Paperless Ticketing: Don't Let Others Take Away Your Choice

Consumers not only like choice, they expect it. If you buy something, you should be able to do whatever you -- legally -- want to do with it. The seller doesn't have the right to tell you what to do with your purchase. If you buy a Ford Focus, you have the right to drive it, park it, or sell it, and Ford doesn't interfere in any of these things.

So it seems strange that the live entertainment industry wants to take away consumer choice. I'm specifically referring to paperless ticketing.

Here's how paperless ticketing works. When a fan goes to purchase entry to an event, they don't get a physical ticket or even an electronic file they can print out. Instead of a ticket, the fan must bring the credit card they used to make their purchase and a valid form of identification. The credit card then gets scanned at the gate, and if the credit card matches the transaction, the fan gets in.

Paperless ticketing may seem convenient for the fan, but the way it's done today, it takes away the fan's choice to transfer or resell a ticket they've purchased in any way they want. Why is this? First, paperless tickets often are sold without the ability of the buyer to give them away or resell them. So let's say you buy a paperless ticket to a concert when they first go on sale, often many months in advance of the event -- then your plans change as the concert gets closer, and you can't go. Or, as happened last year with U2, the band cancels its original tour due to illness and reschedules for a later date which you can't make. Under the current paperless ticketing system, you will be out of luck as you will be prohibited from giving away or reselling those tickets.

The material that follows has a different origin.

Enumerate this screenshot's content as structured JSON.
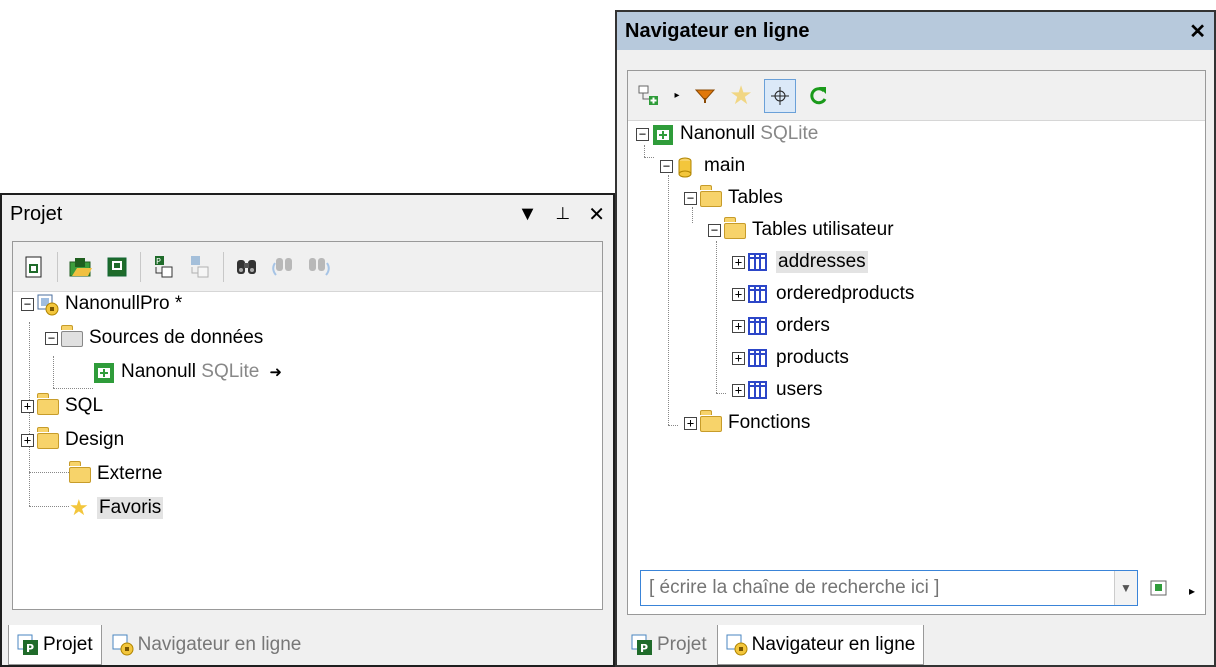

Maybe you want to buy some tickets for your niece as a gift. Under the current paperless ticketing system, you can't do that either, unless you plan on accompanying her to the concert. Or, let's say you can't go, and you hear of someone in your office that wants to attend. You'd be willing to sell them the tickets for what you paid for them -- but you'd also be restricted from doing this as well.
While transfer and resale of tickets are sometimes allowed, there are restrictions there too. Most prominently, the fan will only be able to sell the ticket via the company that issued it in the first place. That means that if someone bought a ticket to the John Mayer concert last year and couldn't use it, they could only resell their ticket on Ticketmaster's website and only then if they sold it at the original face value.

That may sound like a fair deal -- but what happens to all those extra convenience and shipping fees the fan paid via Ticketmaster? Frankly, the fan is left holding the bag for the extra costs, which can sometimes equal up to 15 percent of the face value of the tickets.

Of course, the reason I care about all of this is because my company, StubHub, is the market leader in the so-called secondary ticket market where tickets are resold. We are a marketplace, facilitating the open exchange of tickets between buyers and sellers, and it's a model that consumers love, precisely because of the convenience and choice it offers. We couldn't have been successful over the last 10 years if fans did not choose us for their ticketing needs.

Unlike the primary ticketing market where fans have only one choice of ticketing company -- often Ticketmaster -- when they buy from the box office, there is plenty of choice in the secondary ticket market. If a fan doesn't like what they find on StubHub, they can choose Craigslist, TicketNetwork and the secondary ticketing sites run by Ticketmaster: TicketsNow and TicketExchange. That level of competition is why we at StubHub are always focused on improving our service. We pride ourselves on providing the highest levels of customer satisfaction among all ticketing companies, primary and secondary.

Just as fans appreciate having choice for where they buy their event tickets, they also appreciate having choice in what they do with those tickets. In fact, based on independent research conducted by Wakefield of 1000 event-goers 18 and over, 95 percent believed that a ticket to an entertainment or sporting event is like any other commodity they purchase and own -- once you buy it, you have the right to use it yourself, give it away or sell it.

Given this, why is the current method of paperless ticketing still in place? Because companies in the live entertainment industry believe that artists and sports teams, not fans, should have the choice of what fans do with their tickets after they purchase them. These companies include ticketing companies like Ticketmaster and its parent Live Nation Entertainment, who keep telling fans how convenient paperless ticketing is, without telling them what rights they're losing in the process.

Luckily, there's a way for all fans to fight back by supporting an organization that is working to preserve and protect our rights and interests as live-event fans called the Fan Freedom Project. I encourage all fans to check out the site to learn more about ticketing issues and to voice their opinions.